Problem details >> Find each line below that includes "JSON", then copy it.

Dataset records >>
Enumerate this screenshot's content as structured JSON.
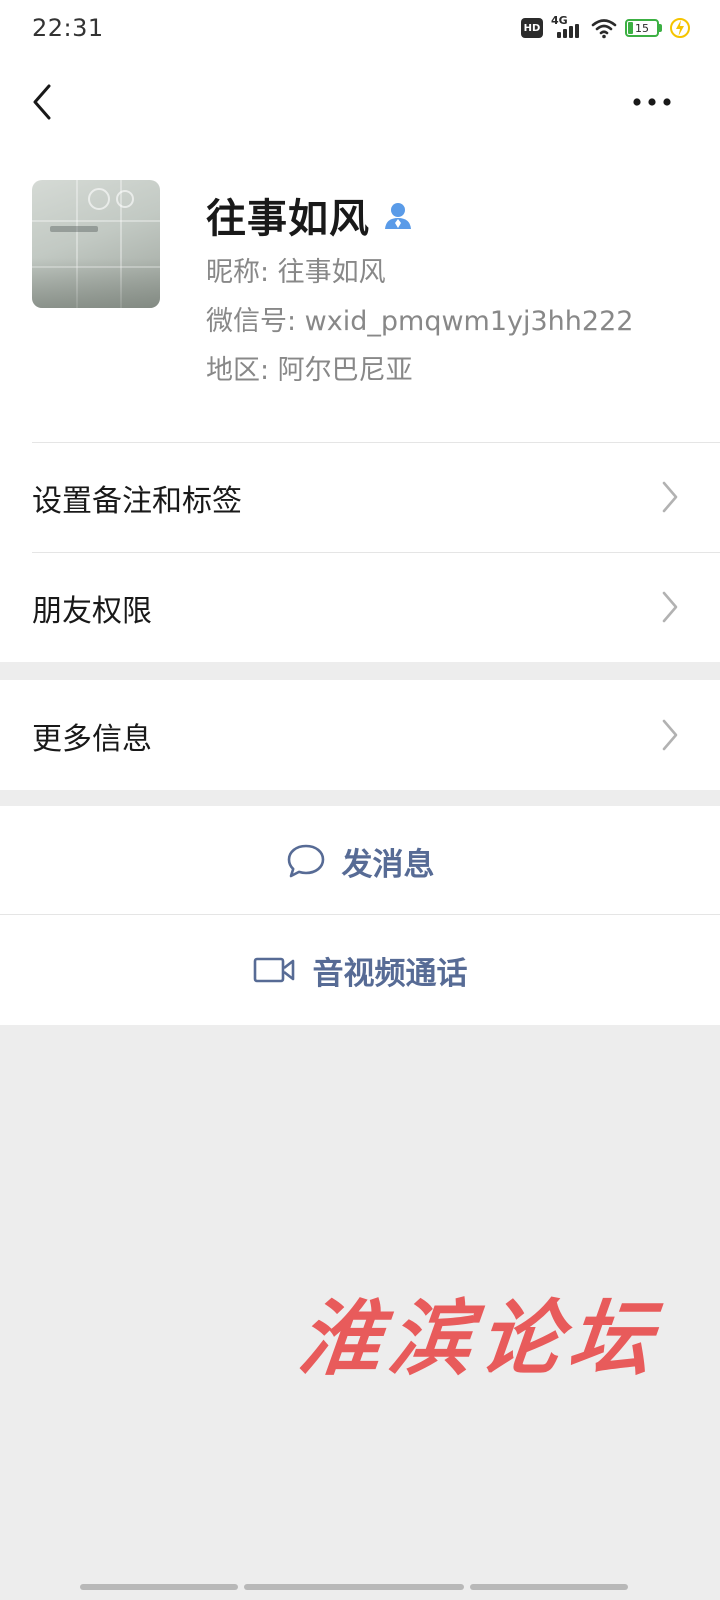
{
  "status_bar": {
    "time": "22:31",
    "hd": "HD",
    "network": "4G",
    "battery": "15"
  },
  "header": {
    "back_icon": "chevron-left-icon",
    "more_icon": "more-dots-icon"
  },
  "profile": {
    "name": "往事如风",
    "nickname": "昵称:  往事如风",
    "wechat_id": "微信号:  wxid_pmqwm1yj3hh222",
    "region": "地区:  阿尔巴尼亚",
    "contact_icon": "person-icon"
  },
  "menu": {
    "remark_tags": "设置备注和标签",
    "friend_permissions": "朋友权限",
    "more_info": "更多信息"
  },
  "actions": {
    "send_message": "发消息",
    "video_call": "音视频通话"
  },
  "watermark": "淮滨论坛",
  "colors": {
    "link": "#576b95",
    "background": "#ededed",
    "watermark": "#e85b5b",
    "contact_icon": "#5a9be8"
  }
}
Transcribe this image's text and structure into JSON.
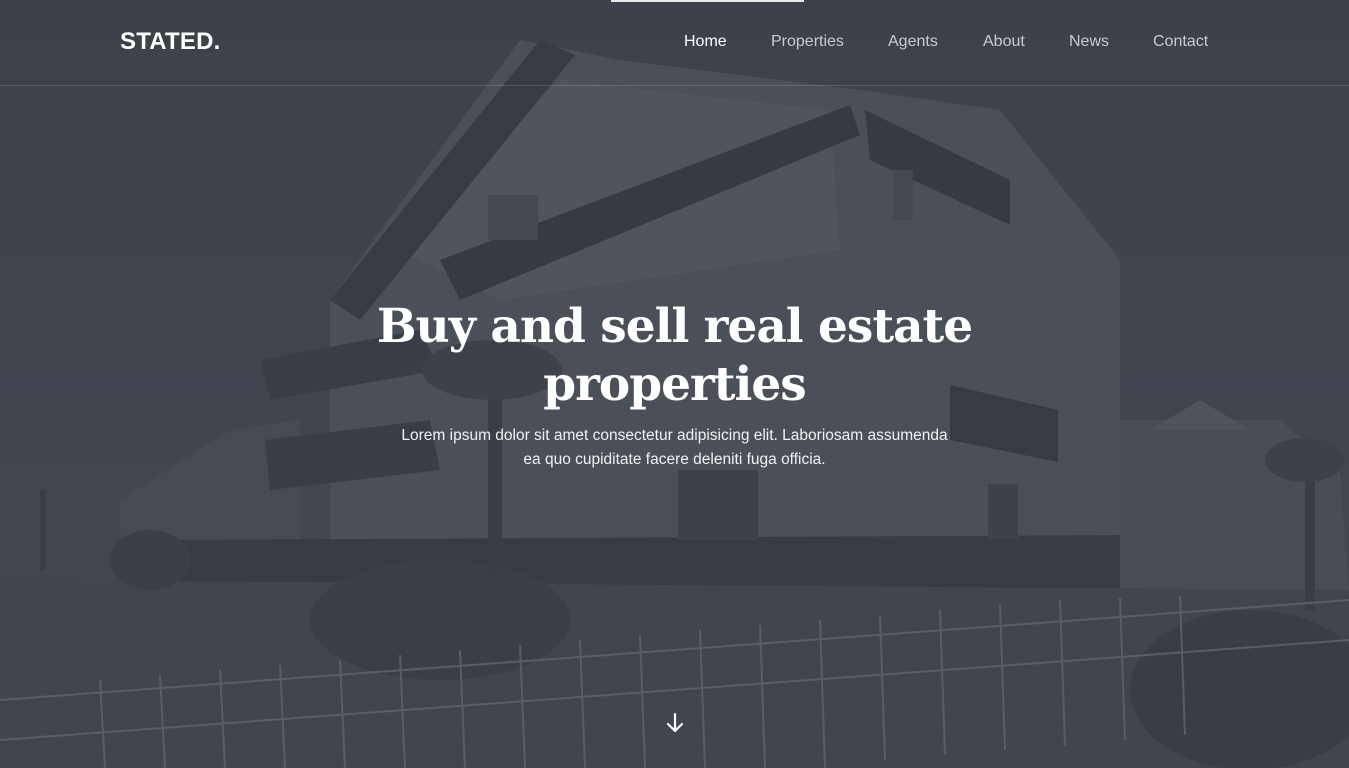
{
  "brand": {
    "logo_text": "STATED."
  },
  "nav": {
    "items": [
      {
        "label": "Home",
        "active": true
      },
      {
        "label": "Properties",
        "active": false
      },
      {
        "label": "Agents",
        "active": false
      },
      {
        "label": "About",
        "active": false
      },
      {
        "label": "News",
        "active": false
      },
      {
        "label": "Contact",
        "active": false
      }
    ]
  },
  "hero": {
    "headline_line1": "Buy and sell real estate",
    "headline_line2": "properties",
    "subtext": "Lorem ipsum dolor sit amet consectetur adipisicing elit. Laboriosam assumenda ea quo cupiditate facere deleniti fuga officia.",
    "scroll_icon": "arrow-down-icon"
  },
  "colors": {
    "background": "#3e424b",
    "nav_text": "#c9cbd0",
    "nav_active": "#ffffff"
  }
}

Answer for the task >>
Enumerate this screenshot's content as structured JSON.
Transcribe this image's text and structure into JSON.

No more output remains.